Success begins with an assessment of internal controls. Next, harmonize operational policies to fit your risk exposure. Then report, monitor, and align to meet reliability standards.

Top insights to establish, nurture, and maintain a healthy culture of compliance:

  • Evaluate internal controls first. Realistically document your strengths, weaknesses, and deficiencies.
  • Put policies into practice every day.
  • Measure performance across the enterprise and over time. Consistency is what counts.
  • Leverage leadership’s enthusiasm for meeting compliance goals with frequent communications.

Adopting a culture of compliance ensures your entire enterprise has situational awareness. It means you’ve already had the conversations from the C-suite down about NERC compliance. When policies turn into practice and employees are encouraged to champion the monitoring and reporting of threats and changes, it leaves little doubt you’ll be audit-ready.

Tips to consider:

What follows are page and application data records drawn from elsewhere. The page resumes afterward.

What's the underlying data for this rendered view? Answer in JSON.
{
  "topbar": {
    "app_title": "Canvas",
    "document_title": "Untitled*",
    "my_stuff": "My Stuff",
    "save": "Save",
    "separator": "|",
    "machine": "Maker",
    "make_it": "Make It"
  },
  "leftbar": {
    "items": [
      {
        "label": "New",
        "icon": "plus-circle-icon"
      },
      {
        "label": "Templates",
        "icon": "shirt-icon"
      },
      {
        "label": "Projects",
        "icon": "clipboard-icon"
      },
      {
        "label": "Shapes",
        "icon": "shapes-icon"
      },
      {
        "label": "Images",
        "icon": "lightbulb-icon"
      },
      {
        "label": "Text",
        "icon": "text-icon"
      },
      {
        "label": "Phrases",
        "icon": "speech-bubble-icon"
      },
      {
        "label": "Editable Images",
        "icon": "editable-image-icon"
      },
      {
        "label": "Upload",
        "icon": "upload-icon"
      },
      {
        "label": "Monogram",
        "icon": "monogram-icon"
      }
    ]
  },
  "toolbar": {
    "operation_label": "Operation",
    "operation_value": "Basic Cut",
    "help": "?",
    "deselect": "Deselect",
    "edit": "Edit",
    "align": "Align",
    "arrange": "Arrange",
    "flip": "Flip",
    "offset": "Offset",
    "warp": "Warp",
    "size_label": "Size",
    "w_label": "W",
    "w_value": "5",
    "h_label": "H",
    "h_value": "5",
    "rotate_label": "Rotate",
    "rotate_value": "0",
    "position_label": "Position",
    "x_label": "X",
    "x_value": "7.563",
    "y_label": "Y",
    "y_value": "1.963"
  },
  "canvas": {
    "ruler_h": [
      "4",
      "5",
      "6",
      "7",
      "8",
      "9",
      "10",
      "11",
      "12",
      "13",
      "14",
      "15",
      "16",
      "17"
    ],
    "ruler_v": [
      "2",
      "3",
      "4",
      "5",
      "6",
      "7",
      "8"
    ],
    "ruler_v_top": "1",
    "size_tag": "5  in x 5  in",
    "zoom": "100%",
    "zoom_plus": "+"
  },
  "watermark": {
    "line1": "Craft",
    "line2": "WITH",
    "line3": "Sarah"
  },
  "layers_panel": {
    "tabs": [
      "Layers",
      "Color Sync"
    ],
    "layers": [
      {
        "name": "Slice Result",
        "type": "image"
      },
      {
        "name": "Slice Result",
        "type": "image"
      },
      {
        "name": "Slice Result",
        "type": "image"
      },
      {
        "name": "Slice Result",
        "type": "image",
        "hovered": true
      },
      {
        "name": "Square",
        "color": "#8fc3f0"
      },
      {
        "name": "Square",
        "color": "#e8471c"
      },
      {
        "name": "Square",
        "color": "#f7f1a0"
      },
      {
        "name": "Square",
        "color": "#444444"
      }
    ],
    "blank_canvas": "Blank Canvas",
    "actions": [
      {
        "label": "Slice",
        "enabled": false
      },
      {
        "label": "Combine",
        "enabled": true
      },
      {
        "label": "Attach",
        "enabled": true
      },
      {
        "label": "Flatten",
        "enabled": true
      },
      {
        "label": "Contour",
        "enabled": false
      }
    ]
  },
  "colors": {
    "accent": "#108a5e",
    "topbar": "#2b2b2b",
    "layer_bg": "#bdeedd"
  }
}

  1. Determine whether you want to self-evaluate, invite your IT or compliance department to lead the effort, or work with an outside consulting firm.
  2. Identify all required policies for each touchpoint and interaction. Document the process steps for tasks, workflows, and data conditions that could adversely affect you.
  3. Do the design up-front when writing procedures to mitigate and prevent exposure to risk. Are there preventative, detective, and corrective controls to address each risk?
  4. Gather all narrative descriptions, questionnaires, checklists, and flowcharts. This establishes credibility and substantiates your policies are enforceable and in place.
  5. Keep your data clean. Designate a repository for all compliance-related documents as the single source of truth. Standardize file names and metadata so contents are easy to access.
  6. Verify all employee training is current and staff know to inform management of incidents, outages, and maintenance schedule changes. This not only pays off in terms of reporting; it demonstrates a culture of compliance at the top.
  7. Consider implementing an intelligent automation tool to further enhance your efforts.

After going through the checklist, your firm will be poised to prevent, mitigate, and respond appropriately to potential threats and ultimately to avoid NERC violations and costly errors.

Here are some reasons to consider an automated compliance solution:

  1. Ensure everyone is following the same (predefined) processes
  2. Avoid duplicate data entry
  3. Identify evidence that can be automatically generated
  4. Identify key dates
  5. Create a central repository
  6. Identify data conditions
  7. Dynamically assign tasks

You’ll save time and energy by streamlining your compliance efforts and activating your defined policies and procedures you worked so hard to nail. Know that NERC compliance is achievable by adopting a suitable culture and activating intelligent automation tools to help.


Jim JanickiAbout the Author: Jim Janicki is Chief Executive Officer of SigmaFlow. He has over 30 years experience in business and software technology leadership. Under Jim’s leadership, SigmaFlow has developed as the leader in compliance management software for utilities in NERC CIP and 693, addressing the needs of low, medium and high impact utilities, while maintaining SigmaFlow’s Well Delivery offering.

Jim is a recipient of the Ernst & Young Entrepreneur of the year award as well as the Dallas Tech Titans CEO of the Year Award. He received his Bachelor of Science Degree in Computer Information Systems from Arizona State University. You can follow him on LinkedIn.

Editor’s Note: The opinions expressed in this guest author article are solely those of the contributor, and do not necessarily reflect those of Tripwire, Inc.